Work to be completed:
Give the number of lines in the records below that include "time". Reply with that number alone.
Top of Supplied material
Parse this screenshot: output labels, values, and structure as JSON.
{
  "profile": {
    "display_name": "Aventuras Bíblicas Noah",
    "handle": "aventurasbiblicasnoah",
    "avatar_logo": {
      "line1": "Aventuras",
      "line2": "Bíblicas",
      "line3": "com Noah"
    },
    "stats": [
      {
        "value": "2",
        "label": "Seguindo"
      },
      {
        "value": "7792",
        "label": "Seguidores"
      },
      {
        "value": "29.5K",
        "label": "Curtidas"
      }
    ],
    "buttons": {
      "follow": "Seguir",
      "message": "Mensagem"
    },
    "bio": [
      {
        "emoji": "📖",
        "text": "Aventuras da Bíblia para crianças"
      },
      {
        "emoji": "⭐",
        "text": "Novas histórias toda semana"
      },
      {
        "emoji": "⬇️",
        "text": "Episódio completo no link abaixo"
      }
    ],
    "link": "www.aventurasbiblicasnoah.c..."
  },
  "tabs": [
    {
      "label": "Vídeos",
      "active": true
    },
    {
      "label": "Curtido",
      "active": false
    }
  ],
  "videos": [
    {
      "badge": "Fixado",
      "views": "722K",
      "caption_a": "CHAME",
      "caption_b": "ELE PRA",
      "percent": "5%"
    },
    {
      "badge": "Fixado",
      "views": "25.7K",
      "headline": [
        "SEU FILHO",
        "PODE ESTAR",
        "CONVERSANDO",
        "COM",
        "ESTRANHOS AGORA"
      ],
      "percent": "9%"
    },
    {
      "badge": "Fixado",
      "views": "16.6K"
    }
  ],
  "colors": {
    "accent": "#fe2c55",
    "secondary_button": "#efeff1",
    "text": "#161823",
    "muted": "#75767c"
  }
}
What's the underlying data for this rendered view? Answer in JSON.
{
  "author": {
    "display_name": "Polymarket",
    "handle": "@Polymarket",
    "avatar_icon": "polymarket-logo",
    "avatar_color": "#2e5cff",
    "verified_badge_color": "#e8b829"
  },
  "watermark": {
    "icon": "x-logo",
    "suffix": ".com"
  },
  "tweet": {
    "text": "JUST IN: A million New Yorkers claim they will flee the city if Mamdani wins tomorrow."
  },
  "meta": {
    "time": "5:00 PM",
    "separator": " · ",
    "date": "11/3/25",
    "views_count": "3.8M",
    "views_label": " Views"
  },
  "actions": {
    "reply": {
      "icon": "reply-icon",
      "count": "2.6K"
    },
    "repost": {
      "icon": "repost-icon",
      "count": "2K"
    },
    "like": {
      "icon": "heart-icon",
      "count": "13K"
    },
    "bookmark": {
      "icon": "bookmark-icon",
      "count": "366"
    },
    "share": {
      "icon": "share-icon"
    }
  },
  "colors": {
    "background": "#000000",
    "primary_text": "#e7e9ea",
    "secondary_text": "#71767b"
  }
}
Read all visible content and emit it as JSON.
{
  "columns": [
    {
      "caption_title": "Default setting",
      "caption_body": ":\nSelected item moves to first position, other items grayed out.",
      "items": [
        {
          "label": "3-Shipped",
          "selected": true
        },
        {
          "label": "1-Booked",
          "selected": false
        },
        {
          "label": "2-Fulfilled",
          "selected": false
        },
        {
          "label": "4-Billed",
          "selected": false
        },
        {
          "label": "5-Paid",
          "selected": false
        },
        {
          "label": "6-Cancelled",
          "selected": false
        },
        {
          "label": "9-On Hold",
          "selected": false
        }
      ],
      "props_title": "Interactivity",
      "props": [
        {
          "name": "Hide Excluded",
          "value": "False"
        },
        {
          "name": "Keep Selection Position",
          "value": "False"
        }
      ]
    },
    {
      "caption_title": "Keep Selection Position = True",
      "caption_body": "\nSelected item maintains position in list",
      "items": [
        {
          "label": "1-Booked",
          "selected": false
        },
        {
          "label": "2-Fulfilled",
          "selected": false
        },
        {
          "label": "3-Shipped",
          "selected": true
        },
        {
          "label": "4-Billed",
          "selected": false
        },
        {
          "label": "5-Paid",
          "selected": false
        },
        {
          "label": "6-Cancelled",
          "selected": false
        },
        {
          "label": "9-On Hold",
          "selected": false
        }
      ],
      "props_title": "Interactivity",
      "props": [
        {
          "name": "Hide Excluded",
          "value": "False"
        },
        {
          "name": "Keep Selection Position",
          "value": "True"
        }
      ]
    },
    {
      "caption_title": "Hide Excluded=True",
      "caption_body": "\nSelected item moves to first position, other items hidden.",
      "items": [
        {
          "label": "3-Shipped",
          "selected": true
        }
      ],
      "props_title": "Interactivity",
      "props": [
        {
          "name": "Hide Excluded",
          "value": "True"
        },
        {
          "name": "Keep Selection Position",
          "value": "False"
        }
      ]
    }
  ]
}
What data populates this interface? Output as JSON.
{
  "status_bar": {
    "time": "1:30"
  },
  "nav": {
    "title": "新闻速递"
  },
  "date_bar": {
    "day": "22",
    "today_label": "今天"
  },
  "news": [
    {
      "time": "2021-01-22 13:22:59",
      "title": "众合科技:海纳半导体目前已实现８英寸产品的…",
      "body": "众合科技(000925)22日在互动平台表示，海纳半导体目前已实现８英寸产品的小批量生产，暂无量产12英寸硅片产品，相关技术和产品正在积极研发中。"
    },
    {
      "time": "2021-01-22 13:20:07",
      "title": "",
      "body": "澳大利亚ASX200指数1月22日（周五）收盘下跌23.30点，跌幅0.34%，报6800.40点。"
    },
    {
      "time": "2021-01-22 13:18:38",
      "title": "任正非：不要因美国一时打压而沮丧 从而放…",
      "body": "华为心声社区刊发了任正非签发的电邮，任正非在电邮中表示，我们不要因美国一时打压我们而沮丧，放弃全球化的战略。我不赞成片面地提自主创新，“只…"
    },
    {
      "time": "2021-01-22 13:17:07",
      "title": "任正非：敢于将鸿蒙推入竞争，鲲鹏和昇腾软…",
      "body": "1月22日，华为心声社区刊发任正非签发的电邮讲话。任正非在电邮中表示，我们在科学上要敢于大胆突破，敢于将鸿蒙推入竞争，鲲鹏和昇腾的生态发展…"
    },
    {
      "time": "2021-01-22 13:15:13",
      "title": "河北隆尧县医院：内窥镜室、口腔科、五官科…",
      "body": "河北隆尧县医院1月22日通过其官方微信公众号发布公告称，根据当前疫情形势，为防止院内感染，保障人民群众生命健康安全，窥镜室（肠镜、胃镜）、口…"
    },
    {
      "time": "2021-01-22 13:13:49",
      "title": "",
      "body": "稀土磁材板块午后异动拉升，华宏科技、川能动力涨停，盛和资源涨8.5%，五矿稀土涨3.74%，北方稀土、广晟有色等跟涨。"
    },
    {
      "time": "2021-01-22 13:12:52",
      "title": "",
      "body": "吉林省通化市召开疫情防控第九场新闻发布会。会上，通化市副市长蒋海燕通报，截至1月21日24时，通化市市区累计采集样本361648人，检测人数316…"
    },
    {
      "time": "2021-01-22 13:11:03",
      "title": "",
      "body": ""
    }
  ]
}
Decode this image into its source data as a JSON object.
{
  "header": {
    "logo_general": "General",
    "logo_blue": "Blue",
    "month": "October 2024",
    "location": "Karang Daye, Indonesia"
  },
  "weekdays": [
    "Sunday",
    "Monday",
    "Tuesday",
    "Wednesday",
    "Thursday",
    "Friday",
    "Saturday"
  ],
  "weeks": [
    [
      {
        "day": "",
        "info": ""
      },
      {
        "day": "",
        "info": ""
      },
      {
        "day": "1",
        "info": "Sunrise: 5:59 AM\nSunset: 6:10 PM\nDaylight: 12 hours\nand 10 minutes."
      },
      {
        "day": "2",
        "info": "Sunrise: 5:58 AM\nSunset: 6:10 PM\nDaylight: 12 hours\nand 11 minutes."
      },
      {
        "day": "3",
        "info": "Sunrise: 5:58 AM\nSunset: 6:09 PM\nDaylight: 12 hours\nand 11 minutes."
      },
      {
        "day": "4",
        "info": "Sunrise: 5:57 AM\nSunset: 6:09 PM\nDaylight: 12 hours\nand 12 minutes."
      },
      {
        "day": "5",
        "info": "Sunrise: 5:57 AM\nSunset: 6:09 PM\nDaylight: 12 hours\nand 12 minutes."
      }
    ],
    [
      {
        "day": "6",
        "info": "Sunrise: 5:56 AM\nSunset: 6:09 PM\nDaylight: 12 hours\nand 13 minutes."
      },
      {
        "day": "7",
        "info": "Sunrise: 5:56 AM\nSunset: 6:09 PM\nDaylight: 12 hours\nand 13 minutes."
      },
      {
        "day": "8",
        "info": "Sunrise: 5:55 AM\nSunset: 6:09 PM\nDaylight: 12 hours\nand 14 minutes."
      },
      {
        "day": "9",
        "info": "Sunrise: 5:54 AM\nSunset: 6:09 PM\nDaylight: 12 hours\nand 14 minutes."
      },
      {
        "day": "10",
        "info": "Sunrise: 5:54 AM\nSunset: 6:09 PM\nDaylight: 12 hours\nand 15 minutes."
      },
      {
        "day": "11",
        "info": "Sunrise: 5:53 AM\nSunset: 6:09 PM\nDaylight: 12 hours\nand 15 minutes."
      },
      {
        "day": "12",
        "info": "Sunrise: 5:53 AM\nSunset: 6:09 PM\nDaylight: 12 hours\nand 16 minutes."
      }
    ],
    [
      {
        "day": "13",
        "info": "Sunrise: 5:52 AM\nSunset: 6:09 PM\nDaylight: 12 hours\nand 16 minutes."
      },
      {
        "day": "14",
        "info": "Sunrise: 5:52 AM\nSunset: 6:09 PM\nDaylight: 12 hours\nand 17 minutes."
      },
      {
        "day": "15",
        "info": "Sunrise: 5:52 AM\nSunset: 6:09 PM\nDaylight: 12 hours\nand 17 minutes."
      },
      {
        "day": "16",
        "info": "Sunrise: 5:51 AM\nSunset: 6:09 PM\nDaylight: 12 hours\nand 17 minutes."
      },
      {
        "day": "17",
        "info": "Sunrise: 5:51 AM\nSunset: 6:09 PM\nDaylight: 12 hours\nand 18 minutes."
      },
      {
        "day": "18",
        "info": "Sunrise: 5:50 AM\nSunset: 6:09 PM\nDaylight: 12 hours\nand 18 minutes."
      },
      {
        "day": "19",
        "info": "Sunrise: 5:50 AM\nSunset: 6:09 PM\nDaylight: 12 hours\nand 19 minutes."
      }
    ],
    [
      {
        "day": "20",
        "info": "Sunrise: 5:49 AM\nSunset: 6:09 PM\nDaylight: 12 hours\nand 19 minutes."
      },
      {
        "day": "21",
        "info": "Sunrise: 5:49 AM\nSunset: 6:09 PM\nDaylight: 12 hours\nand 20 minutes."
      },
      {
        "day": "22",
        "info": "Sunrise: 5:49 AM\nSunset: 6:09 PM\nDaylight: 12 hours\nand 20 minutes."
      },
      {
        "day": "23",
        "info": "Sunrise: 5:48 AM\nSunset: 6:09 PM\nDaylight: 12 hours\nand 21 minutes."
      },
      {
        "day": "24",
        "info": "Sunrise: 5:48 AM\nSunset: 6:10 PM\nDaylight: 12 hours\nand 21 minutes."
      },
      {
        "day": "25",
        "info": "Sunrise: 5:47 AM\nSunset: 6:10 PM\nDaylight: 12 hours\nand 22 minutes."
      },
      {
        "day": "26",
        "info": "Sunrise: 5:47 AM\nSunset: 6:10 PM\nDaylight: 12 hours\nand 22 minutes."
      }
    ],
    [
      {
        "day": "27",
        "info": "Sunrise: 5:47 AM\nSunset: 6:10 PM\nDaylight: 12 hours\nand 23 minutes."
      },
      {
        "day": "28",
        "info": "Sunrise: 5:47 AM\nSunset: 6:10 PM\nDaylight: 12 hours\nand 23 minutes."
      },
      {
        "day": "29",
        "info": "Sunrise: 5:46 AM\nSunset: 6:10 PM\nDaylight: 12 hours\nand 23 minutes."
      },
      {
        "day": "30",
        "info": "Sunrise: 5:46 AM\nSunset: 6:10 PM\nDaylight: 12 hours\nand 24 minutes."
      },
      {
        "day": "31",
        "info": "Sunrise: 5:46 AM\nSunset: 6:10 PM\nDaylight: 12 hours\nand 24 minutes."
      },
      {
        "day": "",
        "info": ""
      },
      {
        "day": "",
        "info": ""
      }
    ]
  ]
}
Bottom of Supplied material
Finished exercise:
10